Kangas are rectangular printed cloths, each with their own ‘name’ or slogan written in the Ki Swahili language in the same place in every design. Kangas are sold in matching pairs and are principally a woman’s garment, one being worn as a shawl or headdress, the other as an Islamic ‘modesty’ garment during the nineteenth century, but over the years they have become a vehicle for expressing decidedly immodest ideas and aspirations and have become a primary means of communication among the women of eastern Africa.
Today, kangas are worn by women of all faiths among the Swahili speaking peoples and play a major role in all the major life cycle ceremonies in a Swahili woman’s life – birth, puberty, marriage and death - yet they may also be used for the most mundane of functions. It is this ambivalence which makes kanga cloth almost emblematic of multi-faceted Swahili society.
Historically, hand-stamped varieties of kanga have been locally produced in eastern Africa, though until the late 1960s machine-printed versions were produced overseas, first in Europe, then in India and the far east. Today kangas are produced in textile mills in Tanzania and Kenya as well as being imported from overseas, principally India. They are an ongoing part of the great trading network which has thrived for at least two thousand years between the many peoples of the Indian ocean littoral.
The project aims to build on fieldwork undertaken primarily in 2002/3 and on subsequent research, culminating in a case study on display in the Sainsbury African galleries at the British Museum. This has provided a platform on which the project aims to build, extending a collaborative network of partners, both in the UK and eastern Africa.

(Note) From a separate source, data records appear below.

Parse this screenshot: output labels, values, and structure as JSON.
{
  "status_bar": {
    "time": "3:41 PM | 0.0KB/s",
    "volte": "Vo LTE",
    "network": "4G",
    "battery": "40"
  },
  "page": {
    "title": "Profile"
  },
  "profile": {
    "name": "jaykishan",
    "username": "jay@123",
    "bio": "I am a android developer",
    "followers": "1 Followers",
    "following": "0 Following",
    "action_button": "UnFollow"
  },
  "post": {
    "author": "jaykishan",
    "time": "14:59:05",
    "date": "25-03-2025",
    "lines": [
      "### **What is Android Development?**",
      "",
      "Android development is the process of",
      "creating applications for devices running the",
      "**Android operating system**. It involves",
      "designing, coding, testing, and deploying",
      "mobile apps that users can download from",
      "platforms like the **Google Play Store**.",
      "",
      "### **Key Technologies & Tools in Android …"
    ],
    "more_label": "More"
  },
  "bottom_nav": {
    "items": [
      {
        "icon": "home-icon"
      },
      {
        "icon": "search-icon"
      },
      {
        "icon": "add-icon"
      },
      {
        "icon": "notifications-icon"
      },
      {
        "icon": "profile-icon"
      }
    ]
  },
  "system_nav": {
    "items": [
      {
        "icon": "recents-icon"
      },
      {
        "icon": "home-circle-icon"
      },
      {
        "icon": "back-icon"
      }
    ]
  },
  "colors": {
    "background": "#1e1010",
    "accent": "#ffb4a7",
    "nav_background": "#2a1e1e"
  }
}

The three main areas of research can be divided into the historical, the technical and the cultural, though there is a considerable overlap between the three.
Further research is needed into the different strands which make up the history and development of kanga, particularly pre-World War Two. Some of this will be done in Mombasa in the archives of the Kaderdina family; some in the Zanzibar archive; some in museums and institutions in Europe and Africa and some through the collections of private individuals.
The past and present levels of African production of kanga, both hand-stamped and mechanized, are by no means clear, nor is the pattern of overseas production and its impact on local economies. Comparatively little research has been done into the profound cultural significance of kanga – religious, social, political, educational – and this will be a primary focus of the project.
British Museum curator Chris Spring will work with colleagues in Africa and the UK, but also in the wider Indian Ocean region: curators, teachers, students, traders, artists and of course the primary consumers and source of kanga lore – the women of eastern Africa. He also hopes to collaborate with the film company Mostly Movies to produce a broadcast quality documentary on the subject.
Kanga – film and display in the African Textiles Today case in the Sainsbury African galleries, British Museum.
S.Clark, ‘The politics of pattern: the interpretation of political and national iconography on kanga cloth’, in H.Arero & Z. Kingdon (ed.), East African Contours, (London, Horniman Museum, 2005), pp. 85-97
D. Parkin, ‘Textile as commodity, dress as text: Swahili kanga and women’s statements’, in R. Barnes (ed.), Textiles in Indian Ocean Societies, (London and New York, Routledge), 2005, pp. 47-67
C. Spring, ‘Not really African? Kanga and Swahili culture’, in H. Arero & Z. Kingdon (ed.), East African Contours, (London, Horniman Museum, 2005), pp. 73-84